Age group




Target number of participants


Participant exclusion criteria

1. Having participated in physical therapy in the previous six months
2. Fear of water
3. Allergy to chlorine
4. Inability to walk independently
5. Having undergone surgical treatment for Parkinson's Disease
6. History or evidence of neurological deficit other than Parkinson's Disease (stroke, neuromuskuler disease, etc.)
7. Uncontrolled hypertension
8. Diabetes
9. incontinence
10. Open wounds
11. Osteoarthritis
12. Osteoporosis at a level that impairs walking and balance

Recruitment start date


Recruitment end date
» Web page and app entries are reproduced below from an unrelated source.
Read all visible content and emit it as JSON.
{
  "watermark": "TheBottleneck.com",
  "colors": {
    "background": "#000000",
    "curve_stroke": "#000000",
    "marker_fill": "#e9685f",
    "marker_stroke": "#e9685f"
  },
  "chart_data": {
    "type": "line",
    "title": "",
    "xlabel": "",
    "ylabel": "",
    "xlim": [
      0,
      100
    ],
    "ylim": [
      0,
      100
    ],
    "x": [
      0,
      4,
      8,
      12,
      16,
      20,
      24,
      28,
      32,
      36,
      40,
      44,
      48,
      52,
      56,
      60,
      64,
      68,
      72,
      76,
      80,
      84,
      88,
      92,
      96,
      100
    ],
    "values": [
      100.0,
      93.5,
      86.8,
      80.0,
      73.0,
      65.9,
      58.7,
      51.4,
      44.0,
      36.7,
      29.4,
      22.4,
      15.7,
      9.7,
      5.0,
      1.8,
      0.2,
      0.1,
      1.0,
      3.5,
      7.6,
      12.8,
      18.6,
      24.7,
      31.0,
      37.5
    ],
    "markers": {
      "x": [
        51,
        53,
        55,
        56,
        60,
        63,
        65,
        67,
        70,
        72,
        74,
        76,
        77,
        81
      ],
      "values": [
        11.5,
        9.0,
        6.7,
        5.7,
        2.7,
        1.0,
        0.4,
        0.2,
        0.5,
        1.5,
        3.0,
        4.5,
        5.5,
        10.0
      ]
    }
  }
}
Countries of recruitment


Trial participating centre

Ahi Evran University Medical Faculty Educational and Research Hospital
Pysical Therapy and Rehabilitation Clinic

Sponsor information


Ahi Evran University Medical Faculty Educational and Research Hospital

Sponsor details

Department of Physical Medicine and Rehabilitation

Sponsor type

Hospital/treatment centre



Funder type

Hospital/treatment centre

Funder name

Ahi Evran University Medical Faculty Educational and Research Hospital

Alternative name(s)

Funding Body Type

Funding Body Subtype


Results and Publications

Publication and dissemination plan

Planned publication in the journal Clinical Rehabilitation.

Intention to publish date


Participant level data


Basic results (scientific)

Publication list

1. 2017 results in (added 24/01/2019)

Publication citations

Additional files

Editorial Notes

24/01/2019: Publication reference added 22/02/2016: Internal review